At present scientists think that at the highest energies and earliest moments in time, all the fundamental forces may have existed as a single unified force. As the universe cooled just one microsecond after the Big Bang, it underwent a “phase transition” that transformed or “broke” the unified electromagnetic and weak forces into the distinct forces observed today.
Scientists study tiny particles called neutrinos to learn about how our universe evolved. These particles, well-known for being tough to detect, could tell the story of how matter won out over antimatter a fraction of a second after the Big Bang and, consequently, why we’re here at all.
MiniBooNE scientists demonstrate a new way to probe the nucleus with muon neutrinos.

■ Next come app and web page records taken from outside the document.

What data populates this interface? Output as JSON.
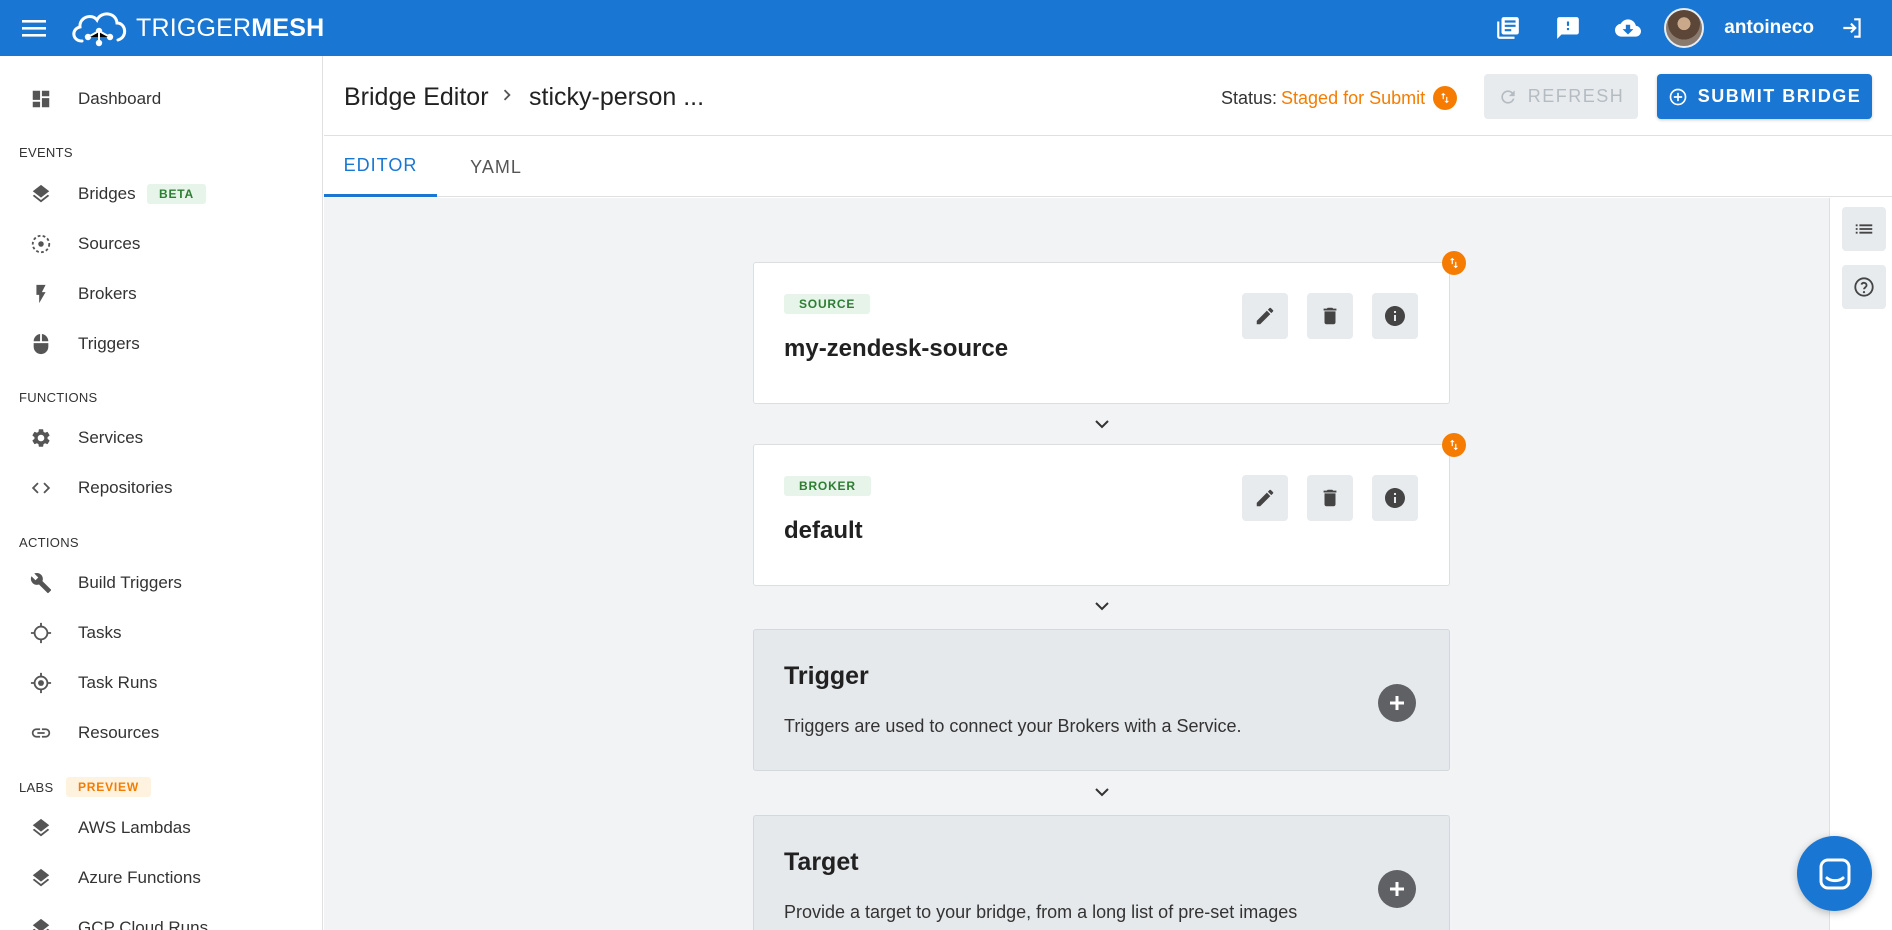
{
  "app": {
    "logo_text_light": "TRIGGER",
    "logo_text_bold": "MESH",
    "username": "antoineco",
    "brand_color": "#1976d2"
  },
  "topbar_icons": [
    "library-books-icon",
    "feedback-icon",
    "cloud-download-icon",
    "avatar",
    "logout-icon"
  ],
  "sidebar": {
    "items_top": [
      {
        "label": "Dashboard",
        "icon": "dashboard-icon"
      }
    ],
    "sections": [
      {
        "title": "EVENTS",
        "items": [
          {
            "label": "Bridges",
            "icon": "layers-icon",
            "chip": "BETA"
          },
          {
            "label": "Sources",
            "icon": "source-icon"
          },
          {
            "label": "Brokers",
            "icon": "bolt-icon"
          },
          {
            "label": "Triggers",
            "icon": "mouse-icon"
          }
        ]
      },
      {
        "title": "FUNCTIONS",
        "items": [
          {
            "label": "Services",
            "icon": "gear-icon"
          },
          {
            "label": "Repositories",
            "icon": "code-icon"
          }
        ]
      },
      {
        "title": "ACTIONS",
        "items": [
          {
            "label": "Build Triggers",
            "icon": "wrench-icon"
          },
          {
            "label": "Tasks",
            "icon": "crosshair-icon"
          },
          {
            "label": "Task Runs",
            "icon": "target-icon"
          },
          {
            "label": "Resources",
            "icon": "link-icon"
          }
        ]
      },
      {
        "title": "LABS",
        "chip": "PREVIEW",
        "items": [
          {
            "label": "AWS Lambdas",
            "icon": "layers-icon"
          },
          {
            "label": "Azure Functions",
            "icon": "layers-icon"
          },
          {
            "label": "GCP Cloud Runs",
            "icon": "layers-icon"
          }
        ]
      }
    ]
  },
  "header": {
    "breadcrumb_root": "Bridge Editor",
    "breadcrumb_current": "sticky-person ...",
    "status_label": "Status:",
    "status_value": "Staged for Submit",
    "status_color": "#f57c00",
    "refresh_label": "REFRESH",
    "submit_label": "SUBMIT BRIDGE"
  },
  "tabs": [
    {
      "label": "EDITOR",
      "active": true
    },
    {
      "label": "YAML",
      "active": false
    }
  ],
  "bridge": {
    "components": [
      {
        "tag": "SOURCE",
        "name": "my-zendesk-source"
      },
      {
        "tag": "BROKER",
        "name": "default"
      }
    ],
    "slots": [
      {
        "title": "Trigger",
        "description": "Triggers are used to connect your Brokers with a Service."
      },
      {
        "title": "Target",
        "description": "Provide a target to your bridge, from a long list of pre-set images"
      }
    ]
  },
  "rightbar_icons": [
    "list-icon",
    "help-icon"
  ]
}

Tiny particles known as neutrinos are an excellent tool to study the inner workings of atomic nuclei. Unlike electrons or protons, neutrinos have no electric charge, and they interact with an atom’s core only via the weak nuclear force. This makes them a unique tool for probing the building blocks of matter. But the challenge is that neutrinos are hard to produce and detect, and it is very difficult to determine the energy that a neutrino has when it hits an atom.